The Debt Ratio is a financial formula within the family of Leverage Ratios . It takes two numbers from your company’s balance sheet — total debt and total assets — and divides them. This produces a number that tells you the proportion of your business’ assets that are financed by debt.
Debt Ratio Formula:
Debt Ratio = total debt / total assets
Total debt: Total debt is found on your company’s balance sheet. It is all long-term loans and short-term liabilities added together.
Total assets: Total assets is the sum of all cash stores, accounts receivable, inventory, equipment, and anything else of value owned by your business. It can be calculated from your balance sheet by adding together fixed and current assets.
Balance sheet: A core financial statement that records a snapshot of a company’s assets, liabilities, and equity at the time of publication. For more information about the Balance Sheet, read our helpful blog post !
What can the debt ratio tell me about my business?
The debt ratio tells you the proportion of your company’s assets that are financed by debt, and indicates how leveraged your company currently is. It may be expressed as a decimal or percentage.
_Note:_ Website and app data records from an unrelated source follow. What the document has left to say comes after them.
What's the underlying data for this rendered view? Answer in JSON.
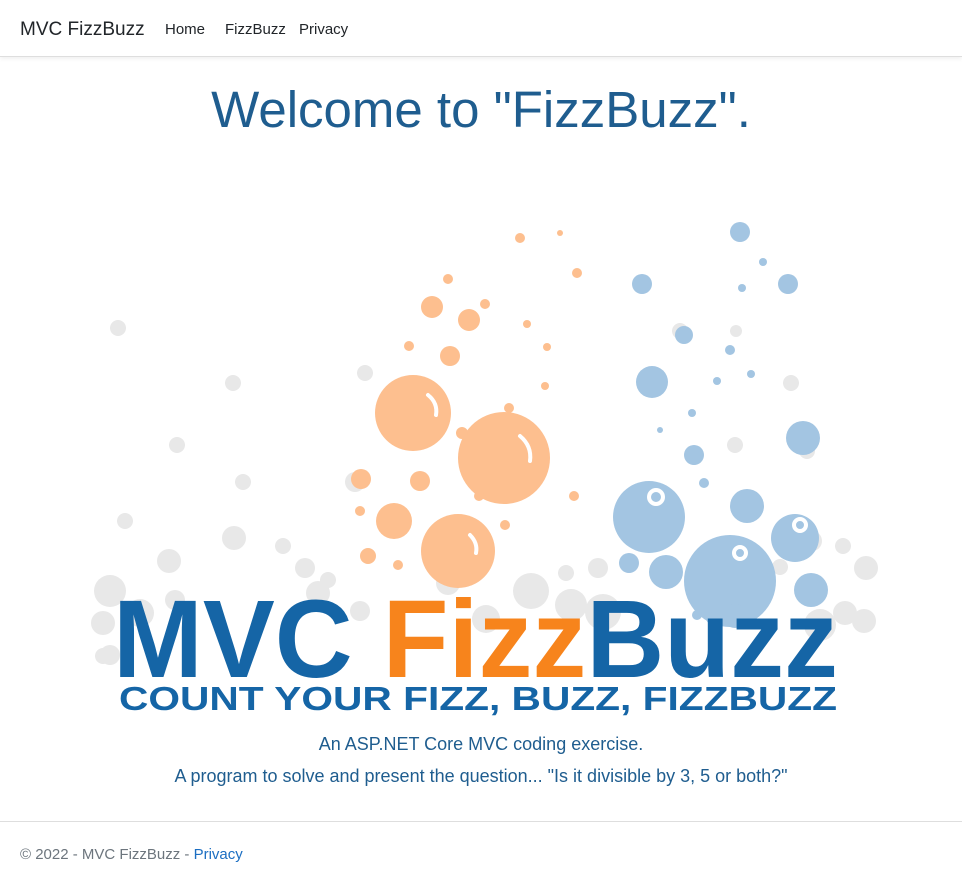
{
  "nav": {
    "brand": "MVC FizzBuzz",
    "links": [
      "Home",
      "FizzBuzz",
      "Privacy"
    ]
  },
  "main": {
    "heading": "Welcome to \"FizzBuzz\".",
    "logo": {
      "word_mvc": "MVC",
      "word_fizz": "Fizz",
      "word_buzz": "Buzz",
      "tagline": "COUNT YOUR FIZZ, BUZZ, FIZZBUZZ",
      "colors": {
        "blue": "#1565a6",
        "orange": "#f7841c",
        "orange_bubble": "#fdbf8f",
        "blue_bubble": "#97bedd",
        "grey_bubble": "#e6e6e6"
      }
    },
    "lines": [
      "An ASP.NET Core MVC coding exercise.",
      "A program to solve and present the question... \"Is it divisible by 3, 5 or both?\""
    ]
  },
  "footer": {
    "text": "© 2022 - MVC FizzBuzz - ",
    "link": "Privacy"
  }
}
A debt ratio of exactly one (or 100%) means that you have equal amounts of debt and assets.
A number under one — such as .5, or 50% — means that half of your total assets are financed by debt. Banks and other lenders look favorably on lower debt ratios, as these indicate that the company is in a better position to pay off its obligations.
A ratio over one means your business currently holds more debt than assets, and you have negative equity. In this scenario, you may be at risk of defaulting on loans, or going bankrupt.
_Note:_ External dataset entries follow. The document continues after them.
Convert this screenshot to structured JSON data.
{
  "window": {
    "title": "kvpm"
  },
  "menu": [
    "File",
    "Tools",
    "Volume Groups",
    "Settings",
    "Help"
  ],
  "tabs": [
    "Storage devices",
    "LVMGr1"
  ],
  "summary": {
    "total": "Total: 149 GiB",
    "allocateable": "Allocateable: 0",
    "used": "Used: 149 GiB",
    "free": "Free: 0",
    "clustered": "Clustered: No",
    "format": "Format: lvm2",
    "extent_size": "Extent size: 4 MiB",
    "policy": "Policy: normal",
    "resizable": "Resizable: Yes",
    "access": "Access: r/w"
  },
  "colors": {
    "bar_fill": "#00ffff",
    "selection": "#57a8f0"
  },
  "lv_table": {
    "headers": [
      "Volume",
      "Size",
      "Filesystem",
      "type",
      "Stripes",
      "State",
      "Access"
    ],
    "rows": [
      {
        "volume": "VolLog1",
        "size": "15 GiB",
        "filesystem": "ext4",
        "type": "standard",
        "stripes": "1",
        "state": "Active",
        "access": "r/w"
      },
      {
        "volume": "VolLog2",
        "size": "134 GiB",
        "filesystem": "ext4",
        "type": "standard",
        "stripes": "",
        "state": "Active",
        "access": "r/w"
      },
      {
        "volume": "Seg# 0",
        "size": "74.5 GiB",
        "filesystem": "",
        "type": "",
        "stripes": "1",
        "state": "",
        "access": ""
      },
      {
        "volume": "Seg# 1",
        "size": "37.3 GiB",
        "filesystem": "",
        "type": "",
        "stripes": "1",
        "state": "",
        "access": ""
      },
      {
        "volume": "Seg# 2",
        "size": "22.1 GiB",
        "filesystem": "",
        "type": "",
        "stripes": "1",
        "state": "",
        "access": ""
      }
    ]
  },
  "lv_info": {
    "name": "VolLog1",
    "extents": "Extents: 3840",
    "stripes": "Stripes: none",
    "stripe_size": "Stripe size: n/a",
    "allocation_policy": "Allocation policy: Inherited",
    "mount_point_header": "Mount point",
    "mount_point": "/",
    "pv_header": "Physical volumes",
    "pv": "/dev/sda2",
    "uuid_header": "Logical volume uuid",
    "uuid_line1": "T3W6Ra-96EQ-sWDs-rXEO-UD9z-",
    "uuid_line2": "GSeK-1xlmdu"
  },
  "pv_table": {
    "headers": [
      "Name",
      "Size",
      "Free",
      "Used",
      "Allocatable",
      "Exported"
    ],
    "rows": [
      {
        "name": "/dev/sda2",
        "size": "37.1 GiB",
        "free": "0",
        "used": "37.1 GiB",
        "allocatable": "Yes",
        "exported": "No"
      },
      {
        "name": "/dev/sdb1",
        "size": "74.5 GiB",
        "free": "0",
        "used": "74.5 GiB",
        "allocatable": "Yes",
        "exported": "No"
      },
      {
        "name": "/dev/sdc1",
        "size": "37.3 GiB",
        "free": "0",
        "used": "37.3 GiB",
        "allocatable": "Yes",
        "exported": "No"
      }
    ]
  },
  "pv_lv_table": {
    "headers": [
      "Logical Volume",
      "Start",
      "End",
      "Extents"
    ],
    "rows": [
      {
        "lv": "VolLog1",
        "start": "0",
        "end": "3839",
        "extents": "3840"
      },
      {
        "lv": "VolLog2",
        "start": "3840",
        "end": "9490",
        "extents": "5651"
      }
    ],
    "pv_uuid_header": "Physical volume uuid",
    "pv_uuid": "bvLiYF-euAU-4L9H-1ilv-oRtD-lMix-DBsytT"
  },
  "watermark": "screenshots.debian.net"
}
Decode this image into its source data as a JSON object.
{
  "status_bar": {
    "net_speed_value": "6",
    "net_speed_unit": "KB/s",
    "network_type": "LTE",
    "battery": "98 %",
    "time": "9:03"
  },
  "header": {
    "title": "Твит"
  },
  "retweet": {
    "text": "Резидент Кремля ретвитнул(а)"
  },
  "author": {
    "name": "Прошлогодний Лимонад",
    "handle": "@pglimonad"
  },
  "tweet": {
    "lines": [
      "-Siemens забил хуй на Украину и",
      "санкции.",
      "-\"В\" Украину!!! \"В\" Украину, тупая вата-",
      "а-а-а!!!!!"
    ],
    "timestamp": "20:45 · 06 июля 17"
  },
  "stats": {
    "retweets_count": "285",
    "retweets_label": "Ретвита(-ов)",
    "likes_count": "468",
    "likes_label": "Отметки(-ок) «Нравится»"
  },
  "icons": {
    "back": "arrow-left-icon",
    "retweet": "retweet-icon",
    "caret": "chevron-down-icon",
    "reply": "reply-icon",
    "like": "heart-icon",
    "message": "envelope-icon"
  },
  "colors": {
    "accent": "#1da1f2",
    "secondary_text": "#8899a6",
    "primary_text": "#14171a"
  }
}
A higher debt ratio means your company is more leveraged, and taking on greater financial risk. However, leveraging is an important aspect of company growth, and too low of a debt ratio may indicate that a business owner is playing things too safely.
Debt ratios vary widely depending on the business model of the company. A business with greater variability in cash flow may keep an extremely low debt ratio to mitigate risk. Comparing your debt ratio to the ratio of companies of a similar size within your industry can give you a sense of whether or not you are within the average.